Brief: Check every line of the entries for the string "labels" and return the ones that contain it.

(Dataset rows for apps and sites)
────

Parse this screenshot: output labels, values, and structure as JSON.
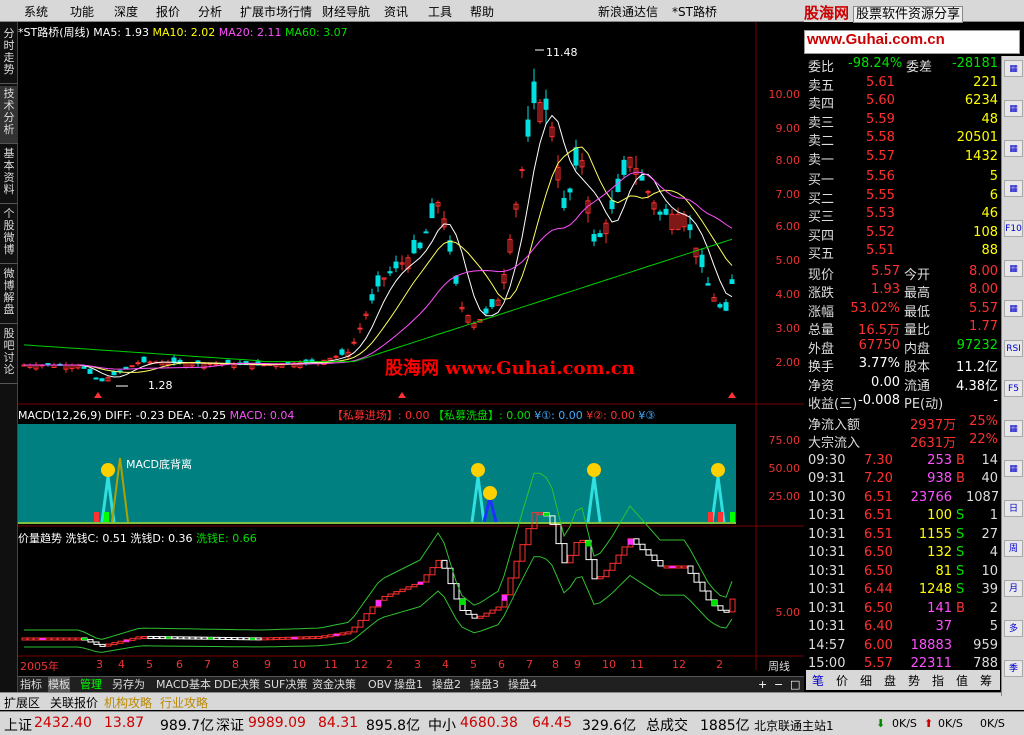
{
  "menu": {
    "items": [
      "系统",
      "功能",
      "深度",
      "报价",
      "分析",
      "扩展市场行情",
      "财经导航",
      "资讯",
      "工具",
      "帮助"
    ],
    "center_left": "新浪通达信",
    "center_right": "*ST路桥"
  },
  "brand": {
    "name": "股海网",
    "tagline": "股票软件资源分享",
    "url": "www.Guhai.com.cn"
  },
  "left_tabs": [
    "分时走势",
    "技术分析",
    "基本资料",
    "个股微博",
    "微博解盘",
    "股吧讨论"
  ],
  "main_legend": {
    "title": "*ST路桥(周线)",
    "ma5": "MA5: 1.93",
    "ma10": "MA10: 2.02",
    "ma20": "MA20: 2.11",
    "ma60": "MA60: 3.07"
  },
  "main_axis": [
    "10.00",
    "9.00",
    "8.00",
    "7.00",
    "6.00",
    "5.00",
    "4.00",
    "3.00",
    "2.00"
  ],
  "annotations": {
    "high": "11.48",
    "low": "1.28",
    "watermark": "股海网  www.Guhai.com.cn"
  },
  "macd_legend": {
    "title": "MACD(12,26,9)",
    "diff": "DIFF: -0.23",
    "dea": "DEA: -0.25",
    "macd": "MACD: 0.04",
    "p1": "【私募进场】: 0.00",
    "p2": "【私募洗盘】: 0.00",
    "p3": "¥①: 0.00",
    "p4": "¥②: 0.00",
    "p5": "¥③"
  },
  "macd_axis": [
    "75.00",
    "50.00",
    "25.00"
  ],
  "macd_note": "MACD底背离",
  "trend_legend": {
    "title": "价量趋势",
    "c": "洗钱C: 0.51",
    "d": "洗钱D: 0.36",
    "e": "洗钱E: 0.66"
  },
  "trend_axis": [
    "5.00"
  ],
  "xaxis": {
    "labels": [
      "2005年",
      "3",
      "4",
      "5",
      "6",
      "7",
      "8",
      "9",
      "10",
      "11",
      "12",
      "2",
      "3",
      "4",
      "5",
      "6",
      "7",
      "8",
      "9",
      "10",
      "11",
      "12",
      "2"
    ],
    "period": "周线"
  },
  "bottom_tabs": [
    "指标",
    "模板",
    "管理",
    "另存为",
    "MACD基本",
    "DDE决策",
    "SUF决策",
    "资金决策",
    "OBV",
    "操盘1",
    "操盘2",
    "操盘3",
    "操盘4"
  ],
  "ext_tabs": [
    "扩展区",
    "关联报价",
    "机构攻略",
    "行业攻略"
  ],
  "quote": {
    "webi": {
      "l": "委比",
      "v": "-98.24%",
      "l2": "委差",
      "v2": "-28181"
    },
    "asks": [
      {
        "l": "卖五",
        "p": "5.61",
        "v": "221"
      },
      {
        "l": "卖四",
        "p": "5.60",
        "v": "6234"
      },
      {
        "l": "卖三",
        "p": "5.59",
        "v": "48"
      },
      {
        "l": "卖二",
        "p": "5.58",
        "v": "20501"
      },
      {
        "l": "卖一",
        "p": "5.57",
        "v": "1432"
      }
    ],
    "bids": [
      {
        "l": "买一",
        "p": "5.56",
        "v": "5"
      },
      {
        "l": "买二",
        "p": "5.55",
        "v": "6"
      },
      {
        "l": "买三",
        "p": "5.53",
        "v": "46"
      },
      {
        "l": "买四",
        "p": "5.52",
        "v": "108"
      },
      {
        "l": "买五",
        "p": "5.51",
        "v": "88"
      }
    ],
    "stats": [
      [
        "现价",
        "5.57",
        "今开",
        "8.00"
      ],
      [
        "涨跌",
        "1.93",
        "最高",
        "8.00"
      ],
      [
        "涨幅",
        "53.02%",
        "最低",
        "5.57"
      ],
      [
        "总量",
        "16.5万",
        "量比",
        "1.77"
      ],
      [
        "外盘",
        "67750",
        "内盘",
        "97232"
      ],
      [
        "换手",
        "3.77%",
        "股本",
        "11.2亿"
      ],
      [
        "净资",
        "0.00",
        "流通",
        "4.38亿"
      ],
      [
        "收益(三)",
        "-0.008",
        "PE(动)",
        "-"
      ]
    ],
    "flow": [
      [
        "净流入额",
        "2937万",
        "25%"
      ],
      [
        "大宗流入",
        "2631万",
        "22%"
      ]
    ],
    "ticks": [
      [
        "09:30",
        "7.30",
        "253",
        "B",
        "14"
      ],
      [
        "09:31",
        "7.20",
        "938",
        "B",
        "40"
      ],
      [
        "10:30",
        "6.51",
        "23766",
        "",
        "1087"
      ],
      [
        "10:31",
        "6.51",
        "100",
        "S",
        "1"
      ],
      [
        "10:31",
        "6.51",
        "1155",
        "S",
        "27"
      ],
      [
        "10:31",
        "6.50",
        "132",
        "S",
        "4"
      ],
      [
        "10:31",
        "6.50",
        "81",
        "S",
        "10"
      ],
      [
        "10:31",
        "6.44",
        "1248",
        "S",
        "39"
      ],
      [
        "10:31",
        "6.50",
        "141",
        "B",
        "2"
      ],
      [
        "10:31",
        "6.40",
        "37",
        "",
        "5"
      ],
      [
        "14:57",
        "6.00",
        "18883",
        "",
        "959"
      ],
      [
        "15:00",
        "5.57",
        "22311",
        "",
        "788"
      ]
    ],
    "tabs": [
      "笔",
      "价",
      "细",
      "盘",
      "势",
      "指",
      "值",
      "筹"
    ]
  },
  "right_icons": [
    "F10",
    "RSI",
    "F5",
    "日",
    "周",
    "月",
    "多",
    "季"
  ],
  "status": {
    "sh_l": "上证",
    "sh_v": "2432.40",
    "sh_c": "13.87",
    "sh_a": "989.7亿",
    "sz_l": "深证",
    "sz_v": "9989.09",
    "sz_c": "84.31",
    "sz_a": "895.8亿",
    "zx_l": "中小",
    "zx_v": "4680.38",
    "zx_c": "64.45",
    "zx_a": "329.6亿",
    "tot_l": "总成交",
    "tot_v": "1885亿",
    "server": "北京联通主站1",
    "net1": "0K/S",
    "net2": "0K/S",
    "net3": "0K/S"
  },
  "colors": {
    "up": "#ff3030",
    "down": "#00e0e0",
    "bg": "#000000",
    "macd_bg": "#008080"
  }
}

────

Answer to the exercise:
Parse this screenshot: output labels, values, and structure as JSON.
    "labels": [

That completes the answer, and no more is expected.